Report every line of the records that includes the word "label".

Data section>
+---+

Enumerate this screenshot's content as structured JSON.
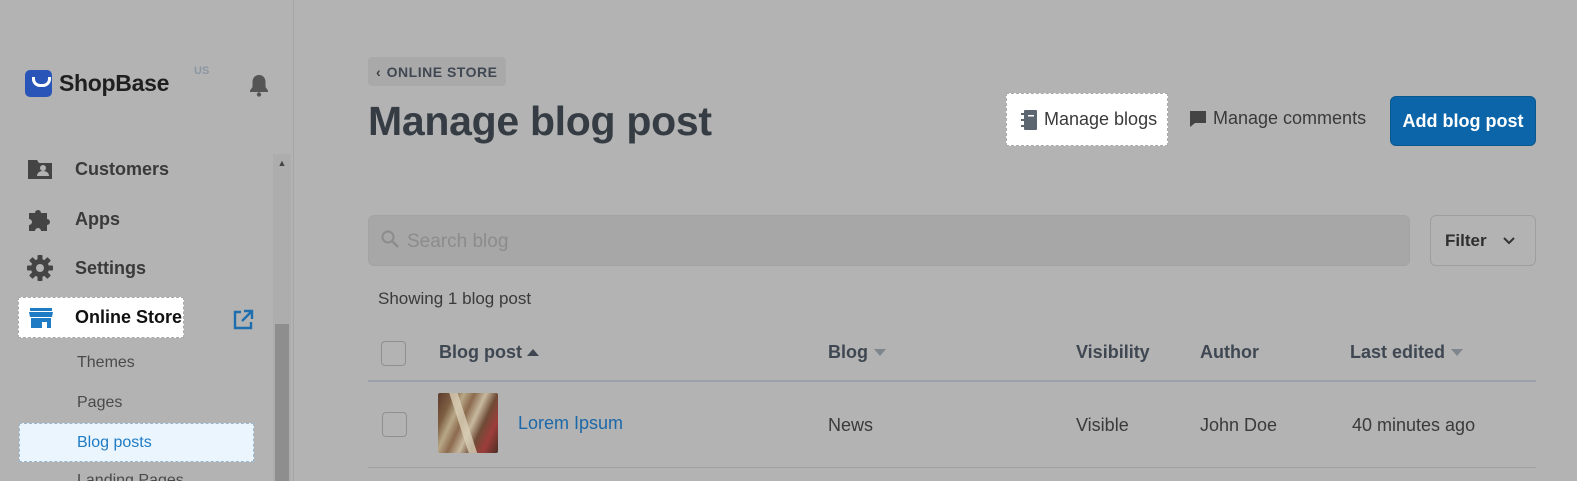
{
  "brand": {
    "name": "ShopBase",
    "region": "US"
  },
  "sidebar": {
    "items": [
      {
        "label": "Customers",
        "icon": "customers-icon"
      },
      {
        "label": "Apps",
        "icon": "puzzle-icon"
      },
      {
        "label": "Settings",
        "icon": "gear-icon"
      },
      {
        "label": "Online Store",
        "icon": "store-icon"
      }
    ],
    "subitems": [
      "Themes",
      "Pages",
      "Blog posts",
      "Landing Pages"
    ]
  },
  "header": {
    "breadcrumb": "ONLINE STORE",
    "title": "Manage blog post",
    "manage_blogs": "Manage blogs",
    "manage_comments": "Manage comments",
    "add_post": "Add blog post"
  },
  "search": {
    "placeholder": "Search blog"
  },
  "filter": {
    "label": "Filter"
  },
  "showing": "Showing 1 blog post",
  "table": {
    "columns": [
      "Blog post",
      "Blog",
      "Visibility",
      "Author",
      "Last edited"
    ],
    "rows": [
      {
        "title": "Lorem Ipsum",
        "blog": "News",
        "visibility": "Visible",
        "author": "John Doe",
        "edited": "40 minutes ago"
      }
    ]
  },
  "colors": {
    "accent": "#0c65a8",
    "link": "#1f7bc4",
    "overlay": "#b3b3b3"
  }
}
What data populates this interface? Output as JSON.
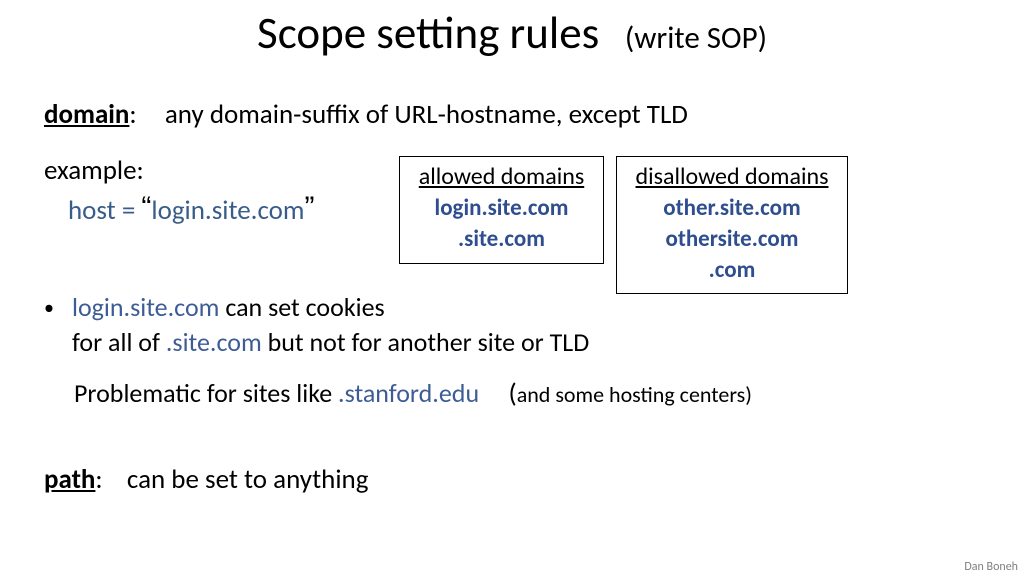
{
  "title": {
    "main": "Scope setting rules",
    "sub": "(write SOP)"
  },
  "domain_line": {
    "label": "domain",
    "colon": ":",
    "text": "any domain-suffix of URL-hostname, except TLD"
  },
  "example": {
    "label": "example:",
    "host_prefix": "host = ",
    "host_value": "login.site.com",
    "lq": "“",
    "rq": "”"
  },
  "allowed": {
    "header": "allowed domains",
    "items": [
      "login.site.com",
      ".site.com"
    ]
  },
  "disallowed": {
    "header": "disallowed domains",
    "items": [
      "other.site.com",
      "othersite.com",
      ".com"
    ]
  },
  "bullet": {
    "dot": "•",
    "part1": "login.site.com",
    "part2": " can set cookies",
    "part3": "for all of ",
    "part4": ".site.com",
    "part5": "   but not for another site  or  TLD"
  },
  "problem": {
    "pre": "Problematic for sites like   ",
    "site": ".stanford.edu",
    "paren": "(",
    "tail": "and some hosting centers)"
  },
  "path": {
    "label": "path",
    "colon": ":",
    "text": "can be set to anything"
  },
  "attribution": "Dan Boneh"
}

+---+

Task solution>
        "label": "Customers",
        "label": "Apps",
        "label": "Settings",
        "label": "Online Store",
    "label": "Filter"
    "label": "domain",
    "label": "example:",
    "label": "path",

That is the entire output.